The denigration. a violation by association or comparison with a person or cause of inferior quality or excellence; the guardian, while on the station, had the power, under English law, to offer him a suitable game without denigration. 2 Bl. Com. 70. You settle your case, and the accused agrees to pay you a lot of money. All that remains is to sign a “standard” settlement agreement prepared by the accused`s lawyer. They come to page 10 and look at a paragraph called “No denigration.” You see that this means that neither party will “denigrate” the other . . . Never. You call your lawyer and tell you not to worry, that it is a common provision and that it is probably nothing.

He`s not even sure what “disappearing” is and wouldn`t it really be hard to prove? Most clients, often on the advice of their legal counsel, sign these things every day. The TTAB has interpreted the Lanham Act to give broad prestige to parties who claim to be harmed by a trademark. Examples of brands rejected or removed for denigration include a representation of Buddha for beachwear, the use of the name of a Muslim group that prohibits smoking as a brand of cigarettes, and an image composed of a large “X” above the hammer and national faucet of the Soviet Union. [2] In general, these agreements use a broad language that emigrates on all kinds of denigration, from the IRL-Rants to the wrong mouth, which appears in writing and everything in between. Granovsky offers some examples of language that an employee might see in a no-disparage clause (you`ll find other examples on his blog): on his face, the non-disappearing clauses are strict. “denigrating” means criticizing or insulting someone or something, or presenting them as of little value. Simply put, it means talking, doing or writing something about someone that could lead a third party to view that person negatively. There are a few things to note: what is the offer on the table, and is it worth it for them? What do you get in return? Is it part of a severance agreement in which a company pays you to remain silent? It`s up to you to decide if this compensation is worth signing the contract, says Cheddie. It is not uncommon for a disparagement clause to be included in an employment contract that you must sign upon hiring, often as a party or next to a competition or non-invitation agreement, said Mary Cheddie, division head of the Human Resources Management Corporation. When an employee signs something in advance while everyone is happy, the company protects against being in a bad mood in the future when the relationship gets angry, says Cheddie.

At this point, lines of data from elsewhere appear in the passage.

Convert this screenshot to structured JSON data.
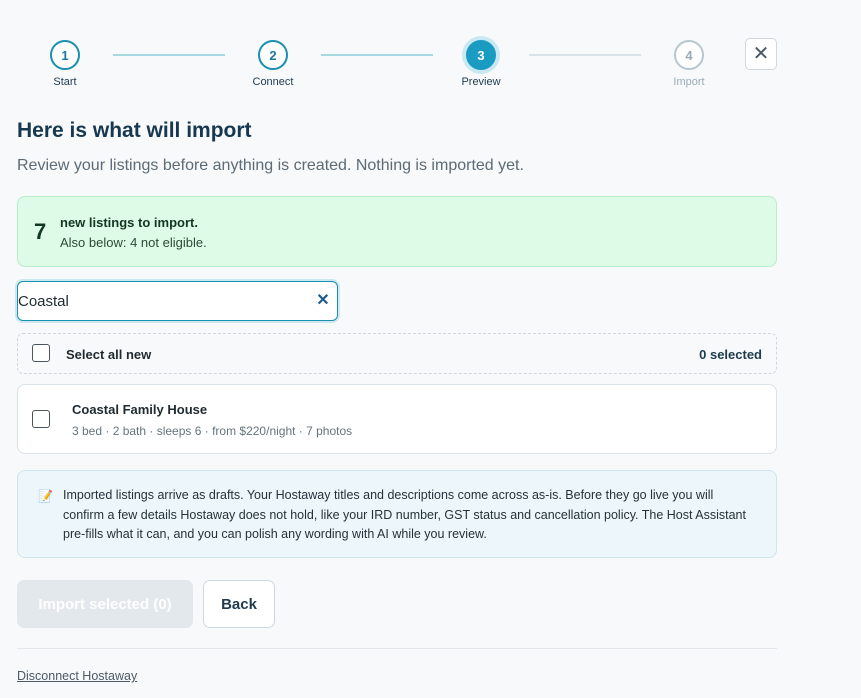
{
  "stepper": {
    "steps": [
      {
        "number": "1",
        "label": "Start",
        "state": "done"
      },
      {
        "number": "2",
        "label": "Connect",
        "state": "done"
      },
      {
        "number": "3",
        "label": "Preview",
        "state": "active"
      },
      {
        "number": "4",
        "label": "Import",
        "state": "future"
      }
    ],
    "close_icon": "close-icon",
    "close_glyph": "✕"
  },
  "header": {
    "title": "Here is what will import",
    "subtitle": "Review your listings before anything is created. Nothing is imported yet."
  },
  "summary": {
    "count": "7",
    "headline": "new listings to import.",
    "detail": "Also below: 4 not eligible."
  },
  "search": {
    "value": "Coastal",
    "clear_glyph": "✕",
    "clear_icon": "clear-icon"
  },
  "selection": {
    "select_all_label": "Select all new",
    "selected_count": "0 selected"
  },
  "listings": [
    {
      "title": "Coastal Family House",
      "meta": "3 bed · 2 bath · sleeps 6 · from $220/night · 7 photos"
    }
  ],
  "note": {
    "icon": "memo-icon",
    "glyph": "📝",
    "text": "Imported listings arrive as drafts. Your Hostaway titles and descriptions come across as-is. Before they go live you will confirm a few details Hostaway does not hold, like your IRD number, GST status and cancellation policy. The Host Assistant pre-fills what it can, and you can polish any wording with AI while you review."
  },
  "actions": {
    "import_label": "Import selected (0)",
    "back_label": "Back",
    "disconnect_label": "Disconnect Hostaway"
  },
  "colors": {
    "accent": "#1a9bc2",
    "success_bg": "#defbe7",
    "info_bg": "#edf6fa"
  }
}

Many non-disappearing clauses will identify a specific penalty for an offence, such as. B the return of the money that was paid to you as part of the transaction. Whether your employer imposes its non-disappearance agreements depends on your business and what the denigration entails. Is it likely that they come after you to pick them up from your mother or in a private message to your best friend? Probably not. However, as with any legal document, you should consider a non-disappearing agreement as a contract with possible consequences if you do not maintain your end of good deal. “I think the way someone should act is that if you sign a contract, you should respect that contract and assume that if you don`t, it could be imposed on you,” Elkins said. “When an employee is hired, it`s implied not to talk about the company while you`re there because they could fire you,” Granovsky says.